The three-year-old, let's call her Sammy, is being brought up exclusively on her grandmother's ideas and ideals (which include non-tolerance of other religions, a less-than-kindly attitude to the opposite sex and a general miserly attitude to money and life). Forgive me if I sound biased; I am. Sammy wanted to play with Ditu's tricycle and I let her. My little mad hatter prefers other kids' stuff, anyways, and the more broken-down it is, the better. So she got onto Sammy's cycle (her legs barely grazing the ground) and toed away relentlessly. Sammy made some tart remarks to Ditu and I thought to myself, "The things these kids learn in school!"
But perhaps it wasn't learnt in school, I realised, when she came cycling past me and yelled, "Make sure you keep my cycle back in place after you are with it!" And believe me, when said in Malayalam, there was no mistaking the child's tone or her amazing rudeness. Tempted as I was to yell the same back at her, I bit my lip and focused on Ditu's miserable attempts to go around the building while Sammy's mother beamed in pride at her child's precocious words.
A pregnant friend of mine, on her evening walk, turned me to said, "There is nothing childish about that child!" Yes, I thought. That little girl was already turning into her grandmother, a woman widowed in her forties and with a penchant for telling others how to live their lives. She is so adamant that only her way is right that half the year, she goes away to her hometown after having picked a fight with one of the neighbours in the building. The last time she did that was when a couple of the boys said they wouldn't play with the girls anymore and Sammy got upset. The grandmother charged on the little fellas, yelling at them for making her 'baby' cry. And she was kinda bugged with me, too, I think for being the mother of an 'alienated' girl and not saying anything about it. Ditu did snivel a bit at being excluded but then she found her own thing to do, which would have been Sammy's way if she hadn't been so cossetted.
I remembered when I had first seen her, when she was just about a year old: bright-eyed and eager to experiment with Ditu's toys. How much the child has changed!!
Parenting is not just another day-to-day activity; it's the shaping of a personality through a lot of everyday interactions. And it's not just our interactions with the child that matter, but our relationship with others and our outlook on life. I sometimes feel that we as parents are so caught up in the chores of nappy-changing, meal-making, etc. that we forget the essentials. Children, I strongly believe, are God's gift to us. And He could not have chosen a more profound gift. These little things are a constant reminder to better ourselves so that we can better them.
Do I sound like one of those supermoms? God (and all my friends and family) know I am not. :)But I do try. After all, they are watching. And learning.

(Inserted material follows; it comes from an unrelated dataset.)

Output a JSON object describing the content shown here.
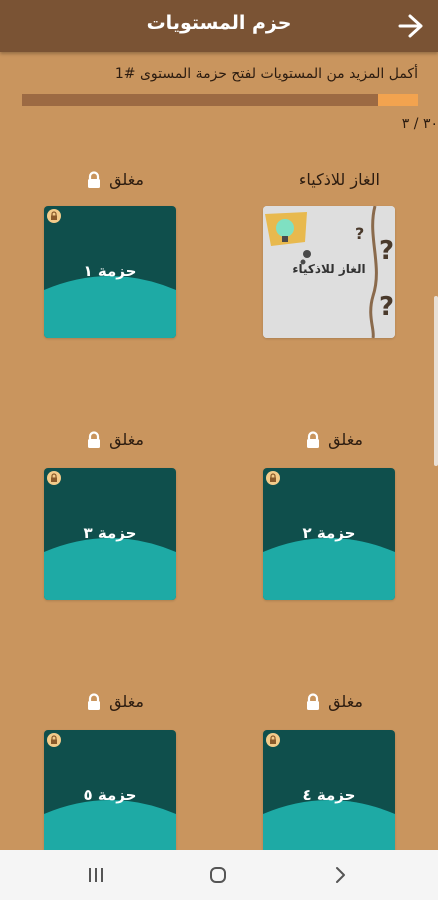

1 comment:

Sree said...

And I, the pregnant friend, stand by every word penned here. Jus praying I am inspired to be an efficient and effective mom, when my time comes in another 4 months!!!